Data extract
☆ ☆ ☆
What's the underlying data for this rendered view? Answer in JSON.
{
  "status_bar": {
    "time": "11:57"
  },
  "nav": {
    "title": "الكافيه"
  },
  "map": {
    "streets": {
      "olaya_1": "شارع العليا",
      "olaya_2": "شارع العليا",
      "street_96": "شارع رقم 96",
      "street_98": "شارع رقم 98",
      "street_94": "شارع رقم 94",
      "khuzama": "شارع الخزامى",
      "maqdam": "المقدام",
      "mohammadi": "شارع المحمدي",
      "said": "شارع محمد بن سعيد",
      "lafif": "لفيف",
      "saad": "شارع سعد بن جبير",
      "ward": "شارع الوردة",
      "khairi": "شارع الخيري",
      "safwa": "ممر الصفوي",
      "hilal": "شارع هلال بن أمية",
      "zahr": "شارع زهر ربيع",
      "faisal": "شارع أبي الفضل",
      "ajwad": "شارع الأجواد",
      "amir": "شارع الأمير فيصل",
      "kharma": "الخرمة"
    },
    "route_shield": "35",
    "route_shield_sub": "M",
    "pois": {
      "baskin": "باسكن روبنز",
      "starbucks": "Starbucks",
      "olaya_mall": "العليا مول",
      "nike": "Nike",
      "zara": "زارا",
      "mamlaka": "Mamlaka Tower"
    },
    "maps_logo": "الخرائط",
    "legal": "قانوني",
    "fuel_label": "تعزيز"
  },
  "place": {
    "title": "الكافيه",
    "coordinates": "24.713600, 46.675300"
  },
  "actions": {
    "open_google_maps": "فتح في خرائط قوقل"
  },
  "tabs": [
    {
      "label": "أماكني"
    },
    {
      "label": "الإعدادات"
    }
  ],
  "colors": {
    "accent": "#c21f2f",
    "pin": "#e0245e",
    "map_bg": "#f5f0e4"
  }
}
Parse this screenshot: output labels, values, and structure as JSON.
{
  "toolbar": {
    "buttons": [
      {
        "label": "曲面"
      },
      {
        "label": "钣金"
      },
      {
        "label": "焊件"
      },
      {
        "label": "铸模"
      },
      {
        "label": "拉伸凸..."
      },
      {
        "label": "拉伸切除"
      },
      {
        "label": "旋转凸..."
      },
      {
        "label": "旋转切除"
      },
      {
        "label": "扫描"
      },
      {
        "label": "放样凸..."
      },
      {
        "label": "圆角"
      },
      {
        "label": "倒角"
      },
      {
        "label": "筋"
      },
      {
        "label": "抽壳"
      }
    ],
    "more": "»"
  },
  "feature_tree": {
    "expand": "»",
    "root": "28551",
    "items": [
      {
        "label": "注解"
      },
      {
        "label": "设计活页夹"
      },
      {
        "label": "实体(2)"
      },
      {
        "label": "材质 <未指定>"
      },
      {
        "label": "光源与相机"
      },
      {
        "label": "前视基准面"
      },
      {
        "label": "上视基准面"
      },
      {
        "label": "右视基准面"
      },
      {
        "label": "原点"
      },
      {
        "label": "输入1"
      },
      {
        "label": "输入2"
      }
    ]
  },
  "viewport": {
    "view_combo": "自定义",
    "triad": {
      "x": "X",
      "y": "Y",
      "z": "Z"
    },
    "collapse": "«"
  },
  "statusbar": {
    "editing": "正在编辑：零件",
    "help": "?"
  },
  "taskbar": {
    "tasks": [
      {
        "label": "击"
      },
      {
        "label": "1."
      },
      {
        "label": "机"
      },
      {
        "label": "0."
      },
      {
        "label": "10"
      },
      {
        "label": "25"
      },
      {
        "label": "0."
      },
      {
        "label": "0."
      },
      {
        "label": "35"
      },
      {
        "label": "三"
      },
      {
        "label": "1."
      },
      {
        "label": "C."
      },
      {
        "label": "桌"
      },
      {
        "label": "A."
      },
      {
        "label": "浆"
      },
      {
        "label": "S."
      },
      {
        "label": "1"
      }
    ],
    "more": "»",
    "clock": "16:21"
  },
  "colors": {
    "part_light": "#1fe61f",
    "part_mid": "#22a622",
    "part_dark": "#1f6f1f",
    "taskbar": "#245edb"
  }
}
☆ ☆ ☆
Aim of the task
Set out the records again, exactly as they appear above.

Problem solution
What's the underlying data for this rendered view? Answer in JSON.
{
  "status_bar": {
    "time": "11:57"
  },
  "nav": {
    "title": "الكافيه"
  },
  "map": {
    "streets": {
      "olaya_1": "شارع العليا",
      "olaya_2": "شارع العليا",
      "street_96": "شارع رقم 96",
      "street_98": "شارع رقم 98",
      "street_94": "شارع رقم 94",
      "khuzama": "شارع الخزامى",
      "maqdam": "المقدام",
      "mohammadi": "شارع المحمدي",
      "said": "شارع محمد بن سعيد",
      "lafif": "لفيف",
      "saad": "شارع سعد بن جبير",
      "ward": "شارع الوردة",
      "khairi": "شارع الخيري",
      "safwa": "ممر الصفوي",
      "hilal": "شارع هلال بن أمية",
      "zahr": "شارع زهر ربيع",
      "faisal": "شارع أبي الفضل",
      "ajwad": "شارع الأجواد",
      "amir": "شارع الأمير فيصل",
      "kharma": "الخرمة"
    },
    "route_shield": "35",
    "route_shield_sub": "M",
    "pois": {
      "baskin": "باسكن روبنز",
      "starbucks": "Starbucks",
      "olaya_mall": "العليا مول",
      "nike": "Nike",
      "zara": "زارا",
      "mamlaka": "Mamlaka Tower"
    },
    "maps_logo": "الخرائط",
    "legal": "قانوني",
    "fuel_label": "تعزيز"
  },
  "place": {
    "title": "الكافيه",
    "coordinates": "24.713600, 46.675300"
  },
  "actions": {
    "open_google_maps": "فتح في خرائط قوقل"
  },
  "tabs": [
    {
      "label": "أماكني"
    },
    {
      "label": "الإعدادات"
    }
  ],
  "colors": {
    "accent": "#c21f2f",
    "pin": "#e0245e",
    "map_bg": "#f5f0e4"
  }
}
Parse this screenshot: output labels, values, and structure as JSON.
{
  "toolbar": {
    "buttons": [
      {
        "label": "曲面"
      },
      {
        "label": "钣金"
      },
      {
        "label": "焊件"
      },
      {
        "label": "铸模"
      },
      {
        "label": "拉伸凸..."
      },
      {
        "label": "拉伸切除"
      },
      {
        "label": "旋转凸..."
      },
      {
        "label": "旋转切除"
      },
      {
        "label": "扫描"
      },
      {
        "label": "放样凸..."
      },
      {
        "label": "圆角"
      },
      {
        "label": "倒角"
      },
      {
        "label": "筋"
      },
      {
        "label": "抽壳"
      }
    ],
    "more": "»"
  },
  "feature_tree": {
    "expand": "»",
    "root": "28551",
    "items": [
      {
        "label": "注解"
      },
      {
        "label": "设计活页夹"
      },
      {
        "label": "实体(2)"
      },
      {
        "label": "材质 <未指定>"
      },
      {
        "label": "光源与相机"
      },
      {
        "label": "前视基准面"
      },
      {
        "label": "上视基准面"
      },
      {
        "label": "右视基准面"
      },
      {
        "label": "原点"
      },
      {
        "label": "输入1"
      },
      {
        "label": "输入2"
      }
    ]
  },
  "viewport": {
    "view_combo": "自定义",
    "triad": {
      "x": "X",
      "y": "Y",
      "z": "Z"
    },
    "collapse": "«"
  },
  "statusbar": {
    "editing": "正在编辑：零件",
    "help": "?"
  },
  "taskbar": {
    "tasks": [
      {
        "label": "击"
      },
      {
        "label": "1."
      },
      {
        "label": "机"
      },
      {
        "label": "0."
      },
      {
        "label": "10"
      },
      {
        "label": "25"
      },
      {
        "label": "0."
      },
      {
        "label": "0."
      },
      {
        "label": "35"
      },
      {
        "label": "三"
      },
      {
        "label": "1."
      },
      {
        "label": "C."
      },
      {
        "label": "桌"
      },
      {
        "label": "A."
      },
      {
        "label": "浆"
      },
      {
        "label": "S."
      },
      {
        "label": "1"
      }
    ],
    "more": "»",
    "clock": "16:21"
  },
  "colors": {
    "part_light": "#1fe61f",
    "part_mid": "#22a622",
    "part_dark": "#1f6f1f",
    "taskbar": "#245edb"
  }
}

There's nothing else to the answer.